_EXERCISE BRIEF:_
In the entries below, every line with the string "레이아웃" is to be reported.
** Opening RECORD EXCERPTS block **
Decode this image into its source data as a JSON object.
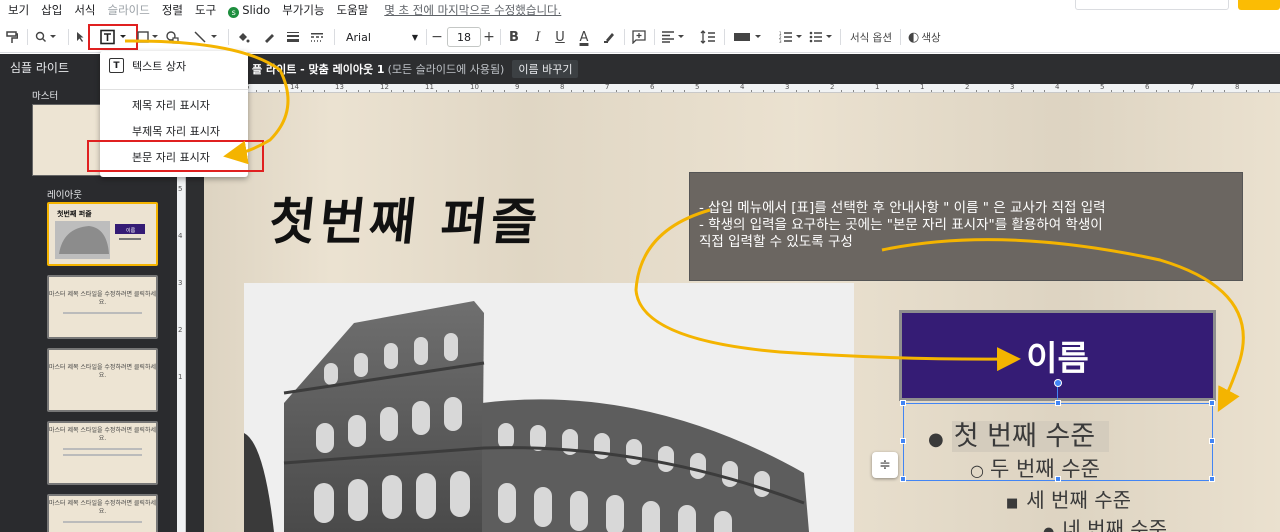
{
  "menu": {
    "items": [
      "보기",
      "삽입",
      "서식",
      "슬라이드",
      "정렬",
      "도구",
      "Slido",
      "부가기능",
      "도움말"
    ],
    "disabled_item": "슬라이드",
    "last_edit": "몇 초 전에 마지막으로 수정했습니다."
  },
  "toolbar": {
    "font": "Arial",
    "font_size": "18",
    "bold": "B",
    "italic": "I",
    "underline": "U",
    "text_color": "A",
    "format_options": "서식 옵션",
    "color_label": "색상"
  },
  "insert_menu": {
    "items": [
      "텍스트 상자",
      "제목 자리 표시자",
      "부제목 자리 표시자",
      "본문 자리 표시자"
    ],
    "text_box_icon": "text-box-icon"
  },
  "left_panel": {
    "title": "심플 라이트",
    "master_label": "마스터",
    "layouts_label": "레이아웃",
    "thumbs": [
      {
        "text": ""
      },
      {
        "text": "마스터 제목 스타일을 수정하려면 클릭하세요."
      },
      {
        "text": "마스터 제목 스타일을 수정하려면 클릭하세요."
      },
      {
        "text": "마스터 제목 스타일을 수정하려면 클릭하세요."
      },
      {
        "text": "마스터 제목 스타일을 수정하려면 클릭하세요."
      }
    ]
  },
  "layout_header": {
    "name": "플 라이트 - 맞춤 레이아웃 1",
    "note": "(모든 슬라이드에 사용됨)",
    "rename": "이름 바꾸기"
  },
  "ruler": {
    "h_numbers": [
      "5",
      "14",
      "13",
      "12",
      "11",
      "10",
      "9",
      "8",
      "7",
      "6",
      "5",
      "4",
      "3",
      "2",
      "1",
      "1",
      "2",
      "3",
      "4",
      "5",
      "6",
      "7",
      "8"
    ],
    "v_numbers": [
      "5",
      "4",
      "3",
      "2",
      "1"
    ]
  },
  "slide": {
    "title": "첫번째 퍼즐",
    "callout_lines": [
      "- 삽입 메뉴에서 [표]를 선택한 후 안내사항  \" 이름 \" 은 교사가 직접 입력",
      "- 학생의 입력을 요구하는 곳에는 \"본문 자리 표시자\"를 활용하여 학생이",
      "직접 입력할 수 있도록 구성"
    ],
    "name_box": "이름",
    "levels": [
      "첫 번째 수준",
      "두 번째 수준",
      "세 번째 수준",
      "네 번째 수준"
    ],
    "bullets": [
      "●",
      "○",
      "■",
      "●"
    ]
  },
  "colors": {
    "accent_yellow": "#f4b400",
    "highlight_red": "#e02020",
    "name_box_fill": "#351c75",
    "selection_blue": "#4285f4"
  }
}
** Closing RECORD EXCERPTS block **
_REPLY:_
    "layouts_label": "레이아웃",
    "name": "플 라이트 - 맞춤 레이아웃 1",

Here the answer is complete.